Israeli police said yesterday that they had detained 15 suspected Jewish extremists after an undercover investigation into a group accused of tracking down and threatening Arab men dating Jewish women.
Among those arrested was a prominent leader of the Israeli extreme right group Lehava, Benzi Gopstein, according to the news agency AFP.
Police said that arrests and searches for evidence were carried out simultaneously at addresses in Jerusalem, northern and southern Israel and in Jewish settlements in the occupied West Bank.
'Fifteen suspects known to the police as active in the Lehava organisation were arrested or detained for questioning during the night as part of a police investigation on suspicion that they acted to locate and threaten [Arab] minority members with connections to Jewish young women or girls,' a police statement said.
Five of the suspects were later taken for remand hearings, police added.

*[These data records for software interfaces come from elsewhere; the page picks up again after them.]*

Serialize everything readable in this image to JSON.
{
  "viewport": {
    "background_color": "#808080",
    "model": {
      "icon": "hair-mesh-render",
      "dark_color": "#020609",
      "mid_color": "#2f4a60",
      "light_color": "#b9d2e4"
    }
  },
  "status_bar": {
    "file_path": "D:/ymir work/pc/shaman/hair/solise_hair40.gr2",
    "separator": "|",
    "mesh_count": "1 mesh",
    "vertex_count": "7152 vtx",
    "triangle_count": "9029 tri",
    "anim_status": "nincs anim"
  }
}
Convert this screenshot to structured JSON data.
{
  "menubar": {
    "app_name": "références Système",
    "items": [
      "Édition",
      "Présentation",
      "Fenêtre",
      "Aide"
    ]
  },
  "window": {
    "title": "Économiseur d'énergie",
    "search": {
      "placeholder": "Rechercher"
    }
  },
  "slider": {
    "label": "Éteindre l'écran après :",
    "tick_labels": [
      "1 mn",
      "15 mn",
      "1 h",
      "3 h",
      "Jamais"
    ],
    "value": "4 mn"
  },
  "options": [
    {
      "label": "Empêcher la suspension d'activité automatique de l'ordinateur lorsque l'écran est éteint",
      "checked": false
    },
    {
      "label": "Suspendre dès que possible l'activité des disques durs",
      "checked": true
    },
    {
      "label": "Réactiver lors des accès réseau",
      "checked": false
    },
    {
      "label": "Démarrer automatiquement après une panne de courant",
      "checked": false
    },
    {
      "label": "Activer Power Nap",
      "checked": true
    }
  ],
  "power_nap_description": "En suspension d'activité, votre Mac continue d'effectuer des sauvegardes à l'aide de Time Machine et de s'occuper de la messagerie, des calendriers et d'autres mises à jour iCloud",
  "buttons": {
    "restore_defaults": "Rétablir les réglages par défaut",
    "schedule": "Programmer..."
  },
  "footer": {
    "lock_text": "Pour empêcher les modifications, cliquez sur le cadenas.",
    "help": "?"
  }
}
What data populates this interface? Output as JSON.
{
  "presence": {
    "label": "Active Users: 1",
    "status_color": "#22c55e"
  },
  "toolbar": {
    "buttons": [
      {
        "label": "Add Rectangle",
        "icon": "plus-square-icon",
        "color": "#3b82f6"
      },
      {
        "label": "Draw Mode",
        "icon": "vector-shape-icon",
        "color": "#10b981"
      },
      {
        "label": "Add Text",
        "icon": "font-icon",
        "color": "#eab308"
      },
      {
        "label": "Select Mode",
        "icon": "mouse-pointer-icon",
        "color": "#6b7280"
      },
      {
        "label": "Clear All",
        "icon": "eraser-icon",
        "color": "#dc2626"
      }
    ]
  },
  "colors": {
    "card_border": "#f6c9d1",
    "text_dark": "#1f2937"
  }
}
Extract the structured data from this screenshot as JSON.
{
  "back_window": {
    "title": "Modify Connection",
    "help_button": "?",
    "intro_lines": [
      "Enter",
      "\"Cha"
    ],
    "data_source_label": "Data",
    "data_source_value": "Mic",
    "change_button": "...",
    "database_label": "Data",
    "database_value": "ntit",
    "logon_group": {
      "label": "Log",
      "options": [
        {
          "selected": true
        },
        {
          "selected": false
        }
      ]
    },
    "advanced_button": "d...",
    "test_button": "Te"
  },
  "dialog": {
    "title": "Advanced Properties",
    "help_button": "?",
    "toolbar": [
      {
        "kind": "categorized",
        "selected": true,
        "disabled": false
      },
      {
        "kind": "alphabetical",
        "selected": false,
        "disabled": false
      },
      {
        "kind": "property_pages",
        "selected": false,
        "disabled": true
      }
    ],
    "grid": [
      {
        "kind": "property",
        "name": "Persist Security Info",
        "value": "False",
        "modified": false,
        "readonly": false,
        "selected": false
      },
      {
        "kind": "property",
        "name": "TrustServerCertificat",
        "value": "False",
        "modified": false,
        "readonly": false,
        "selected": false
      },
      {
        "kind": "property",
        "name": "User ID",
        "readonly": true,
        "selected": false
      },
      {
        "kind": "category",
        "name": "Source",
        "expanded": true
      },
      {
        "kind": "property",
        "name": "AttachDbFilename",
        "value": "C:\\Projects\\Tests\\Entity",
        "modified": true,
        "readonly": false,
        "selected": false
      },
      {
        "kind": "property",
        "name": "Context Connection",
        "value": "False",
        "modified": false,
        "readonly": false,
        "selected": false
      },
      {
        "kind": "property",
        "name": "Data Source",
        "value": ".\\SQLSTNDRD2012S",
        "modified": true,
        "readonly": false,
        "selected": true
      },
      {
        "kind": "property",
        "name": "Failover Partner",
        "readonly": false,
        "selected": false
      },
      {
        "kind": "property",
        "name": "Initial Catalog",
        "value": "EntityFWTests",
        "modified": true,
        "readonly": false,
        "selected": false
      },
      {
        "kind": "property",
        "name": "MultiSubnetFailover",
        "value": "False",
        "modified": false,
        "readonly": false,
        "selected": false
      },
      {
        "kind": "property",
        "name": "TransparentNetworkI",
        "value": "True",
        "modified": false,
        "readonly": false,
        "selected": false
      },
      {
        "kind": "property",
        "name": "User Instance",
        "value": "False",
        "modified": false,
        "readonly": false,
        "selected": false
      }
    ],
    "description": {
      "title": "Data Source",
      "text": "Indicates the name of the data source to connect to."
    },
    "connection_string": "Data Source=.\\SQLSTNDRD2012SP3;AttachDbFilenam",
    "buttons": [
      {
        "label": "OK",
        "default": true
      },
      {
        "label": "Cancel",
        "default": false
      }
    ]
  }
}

Gopstein insisted that he had done nothing wrong. He told reporters at his hearing at Jerusalem magistrates' court that he was arrested for telling a Jewish woman that she should not date an Arab man, adding: 'Lehava operates within the limits of law only. It's all nonsense.'
Gopstein was put under house arrest by the court, while the remand of two others was extended by two days.
The remaining 12 were allowed to return home, according to the newspaper Haaretz.
Lehava is opposed to inter-marriage, and in August 2014, its activists held a rally at which racist slogans, including 'Death to Arabs!', were shouted at the wedding of a Muslim man and Jewish woman near Tel Aviv.
In April six Israelis, including two soldiers, were arrested for alleged racist attacks against Arabs with knives and other weapons, and charged with 'terrorist' offences, with police saying that they were influenced by a Lehava video.
In 2015, Gopstein was also questioned by police after he condoned torching churches in Israel, in accordance with a mediaeval Jewish commandment to destroy places of idol-worship.
Yesterday's police statement said that the latest arrests were the result of an undercover investigation.
'It uncovered organised and pre-meditated activity believed to have been carried out by the suspects, known members of Lehava,' the statement said.
Arabs make up some 17.5 per cent of Israel's 8 million population.